SERIES INTRO: As a speculative fiction writer, you need to know your genres. Why? Knowing your genres makes it easier to find your readers. Even if you’re not excited by the thought of marketing your book, knowing your readers helps you make the right creative choices. And, let’s face it, you save a lot of time if you can make those choices earlier rather than later.
The idea behind this series is to give you a tour of the sub-genres you’ll most often find within the different spec-fic genres. It’s a whistle-stop trip, so buckle up and enjoy the ride. Here’s the fourth in the series. Don’t forget to read the first three installments: fantasy, science fiction and horror.
What is Magical Realism?
Magical realism is the Marmite of sub-genres: you either love it or you hate it. But what exactly is it?
Research the subject of magical realism and you’ll find a lot of learned analysis from critics and academics. As this is an article for writers, I’d like to get my definition straight from the horse’s mouth.

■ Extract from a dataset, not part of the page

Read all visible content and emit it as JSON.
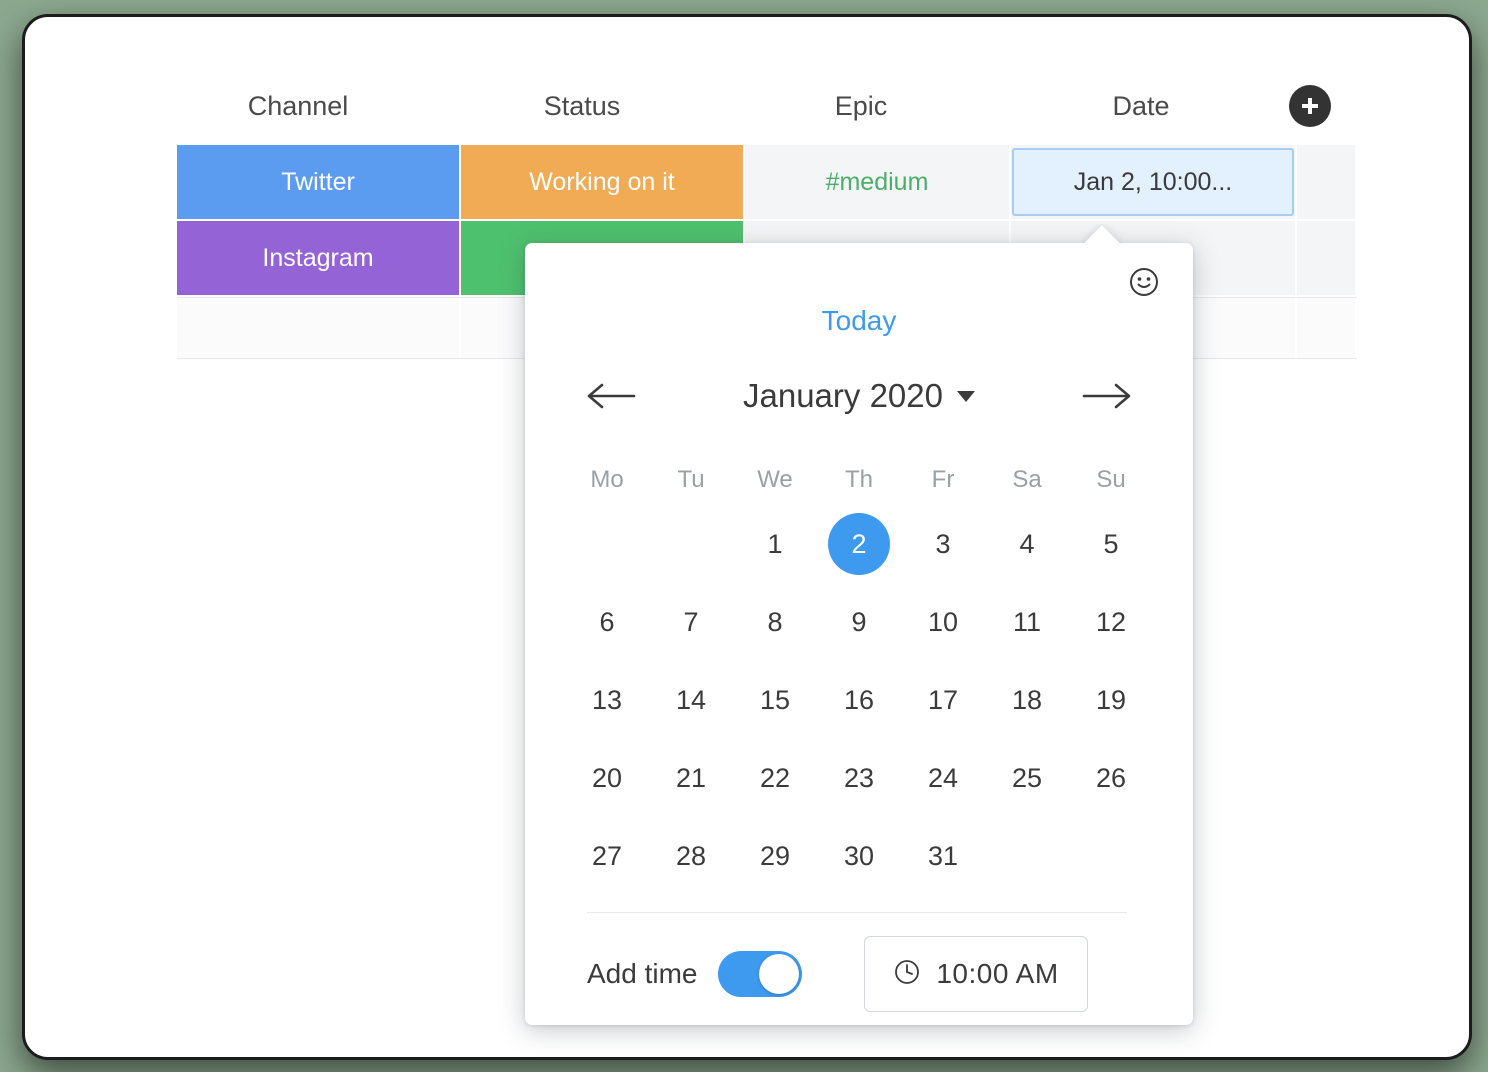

In his 1981 novel Midnight’s Children, magical realist author Salman Rushdie alludes to ‘a commingling of the improbable and the mundane’.
For me, this is as good a description of the sub-genre as you’ll find anywhere.
Infant ghosts come back to join their still-living mothers (Toni Morrison’s Beloved), the right confection can change your character (Chocolat by Joanne Harris), and no-one so much as bats an eyelid at any of it. [Sophie: These are two of my favourite books ever!]
That’s magical realism.
A Note On Terminology
You’ll come across a number of terms related to magical realism. Most often you’ll hear talk of ‘magic realism’, and sometimes even ‘marvellous realism’. These alternatives tend to be used as synonyms for magical realism, which is okay, but not technically correct.
Magic realism more properly describes paintings with fantasy or dream-like elements. Marvellous realism originally pointed to common perspectives found in the art and literature of diverse South American cultures.
What Magical Realism (Probably) Isn’t
The late, great Terry Pratchett once said that identifying yourself as a magical realist author was ‘like a polite way of saying you write fantasy’.
While it’s true that critics and prize-givers value magical realism over fantasy, others see real differences. The academic Maggie Ann Bowers insists that there’s a major distinction between the two sub-genres.
Bowers feels that in fantasy, improbable events are treated as something extraordinary. In magical realism, by contrast, they’re perfectly ordinary happenings.
I’m not so sure the two can be separated so neatly, but this doesn’t seem like a bad rule of thumb.
Where Does Magical Realism Come From?
If you’d asked me this before I did my creative writing MA, I’d have replied, ‘South America, of course.’ But although South American writers have loomed large, I’d have been totally wrong.
The magical realist timeline has its origin in central Europe in 1915, with the publication of Franz Kafka’s Metamorphosis. After an uneasy night filled with bad dreams, Gregor Samsa famously wakes up to find that he’s turned into a giant cockroach and must work out how to keep life as normal as possible.
This, Kafka’s most famous work, was published ten years before the term magic realism was even coined (by the German art critic Franz Roh). It wasn’t for another two decades that South American writers officially entered the fray, but when they arrived, they came with a bang. Borges published The Aleph, and the stage was set for a genre revolution.
I discovered magical realism through the novels of Isabel Allende and Gabriel Garcia Marquez, but in the late 1980s Salman Rushdie very publicly brought the sub-genre closer to home.
Since then, still more English language writers have found their own magical realist angle, among them Alice Hoffman and Audrey Niffenegger.
Major Characteristics of Magical Realism
It’s disruptive – The winning side may well write history, but magical realist authors get to overturn the official version of events. That’s why this sub-genre is so often political. Think Jean Rhys’s The Wide Sargasso Sea, which takes a fresh look at the first Mrs Rochester from Jane Eyre.
It’s inclusive – You can’t enjoy magical realism if you think your perspective is the only truth. The very act of reading works in this sub-genre will broaden your horizons. That’s why it has the ‘Marmite’ quality I mentioned earlier.
It’s credible – This is a tough challenge for the writer. When writing magical realism, you must make your readers believe in the mundanity of the magical events. ‘So your hubby has a genetic mutation which leads to spontaneous time travel, eh? Bummer’, is the sort of response you’re looking for.
It never explains – Unlike other speculative fiction sub-genres such as hard fantasy and science fiction, magical realist writers don’t disclose the causes or mechanisms of magic. This withholding is seen as an important factor in creating a realistic effect. So we never do find out why Gregor became an insect, and Kafka’s story is all the better for it.
Magical Realism and the Writer
When you write a work of magical realism, you join a tradition that includes some of the greatest authors in history. You’ll also be creating a work that sits somewhere between conventional literary fiction and fantasy: the very embodiment of transgression.
It takes a confident writer to handle this particular reality.
But now I’m interested in hearing your views on magical realism. Is it simply fantasy with a Nobel Prize? Do you love it, or do you hate it? Let us know in the comments section below.